Her uncompromising message was reinforced by Alistair Darling, the Secretary of State for Social Security, who said: "The Government has made those changes, there are no further changes to come and I think the House of Lords needs to focus on that.
"I am not prepared to see a situation where a major piece of legislation bringing benefits to millions of people is blocked."
One Cabinet source said last night that the Government was prepared to lose the Bill rather than make more concessions.
But Lord Ashley, a veteran campaigner for the disabled, warned on the same programme: "The penalty for the Labour Government of forcing through these measures will be catastrophic if they don't do something. They can't hide behind the Parliament Act; they will have to give way and give ... a reasonable proposition for disabled people."
Tonight's vote will allow the hereditary peers to go out with a bang in the protest at the cuts in benefits for the disabled, led by veteran Labour campaigner, Lord Ashley, with Tory, cross-bench, and Liberal Democrat peers.
The 54 Labour MPs who voted against the Bill last week in the Commons will be trying to increase the number who rebel against the Government, if it is rushed back to the Commons tomorrow.
Baroness Jay also warned that the session of Parliament which is due to end on Thursday could be extended into next week to force the Bill through the Lords if necessary before the Queen's Speech opening the next session on 17 November.
"My bottom-line position is that the Commons have made a decision, they have thought again, Alistair Darling has made significant changes, and really it is up now to the Lords to say, `Well, we asked them to do that, that's our constitutional position, but ultimately the Government must get its programme'," she said.

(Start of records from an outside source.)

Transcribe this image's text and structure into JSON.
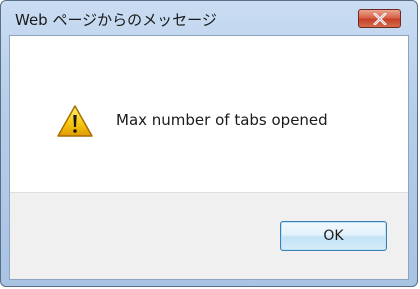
{
  "window": {
    "title": "Web ページからのメッセージ"
  },
  "titlebar": {
    "close_icon": "close-icon"
  },
  "message": {
    "icon": "warning-icon",
    "text": "Max number of tabs opened"
  },
  "buttons": {
    "ok_label": "OK"
  },
  "colors": {
    "titlebar": "#b5cde9",
    "close_button": "#d9634a",
    "ok_button_border": "#3c7fb1",
    "warning_yellow": "#f6c60e"
  }
}
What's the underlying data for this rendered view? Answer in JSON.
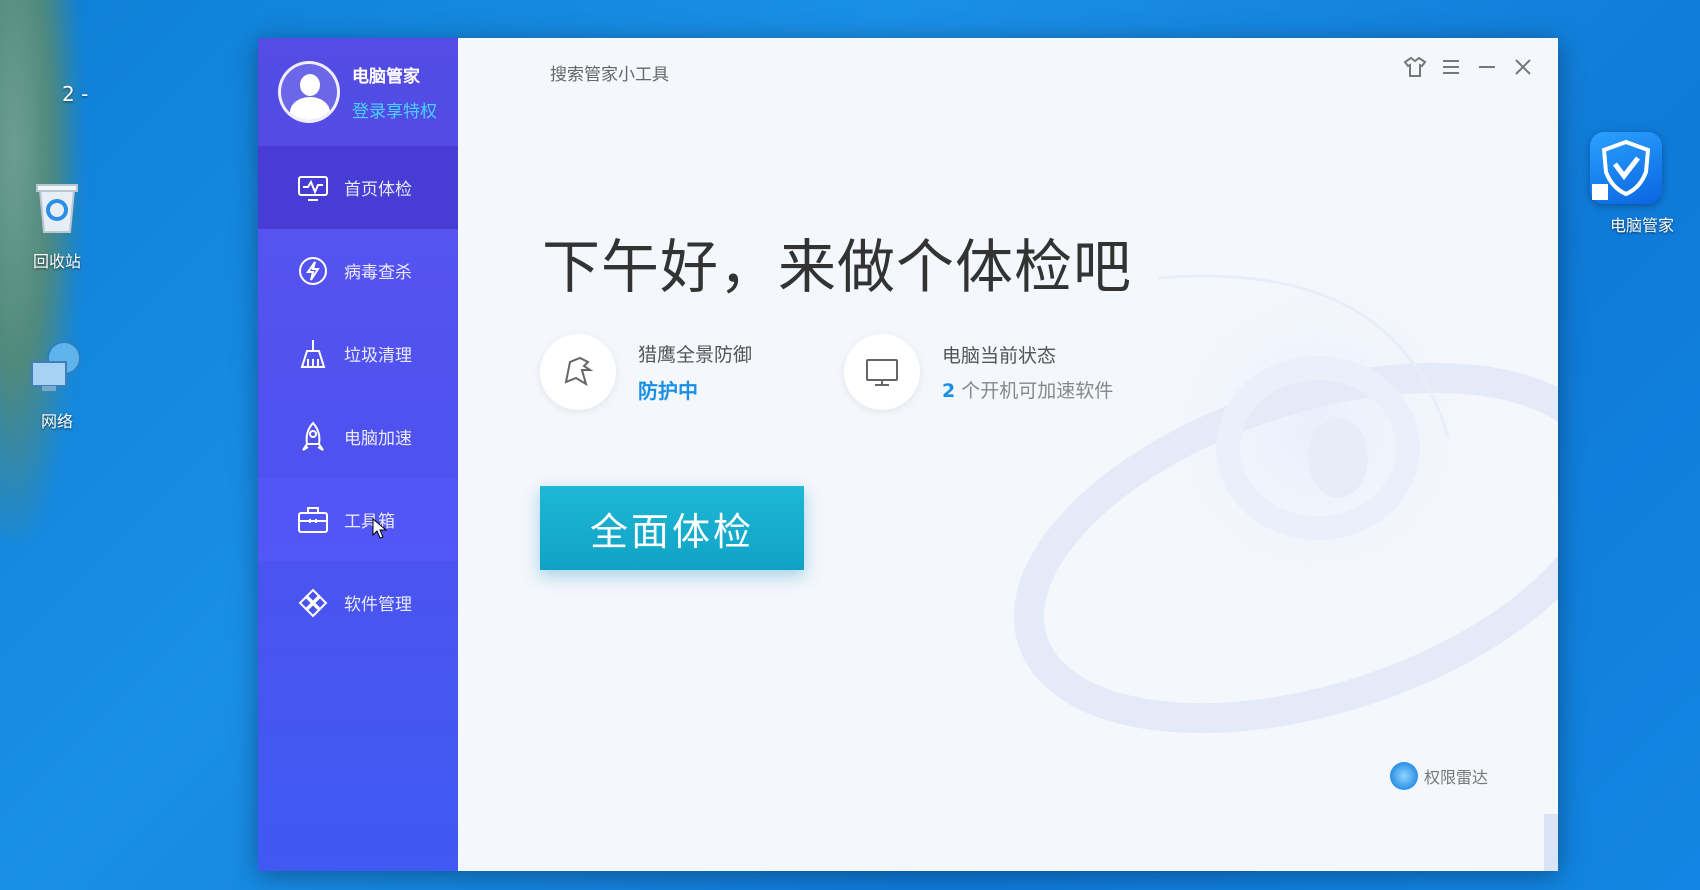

Baroness Jay said she did not believe that the Bill would have to be reintroduced in the next session.
"It will go through, it may take another round of what they call ping- pong ... but I think that ultimately we will get it, and we will get it, because it's a good Bill." She noted that the threat of scrapping the Weatherill deal - enabling 92 hereditary peers to stay in the Lords - remained in the air, and was a last resort.
"Frankly I don't think that would be the way to handle it ... We do have the understanding that one of the arrangements was that we would get the legislative programme through.
"And I expect that in the Lords that will be agreed to in the end," she said on BBC 1's Breakfast With Frost.
The Tory leadership has privately signalled to peers that after tonight's expected defeat of the Government is reversed by the Commons, the Tory front bench will abstain. "We intend to win on Monday but not by too much," one senior Tory said.Reuse content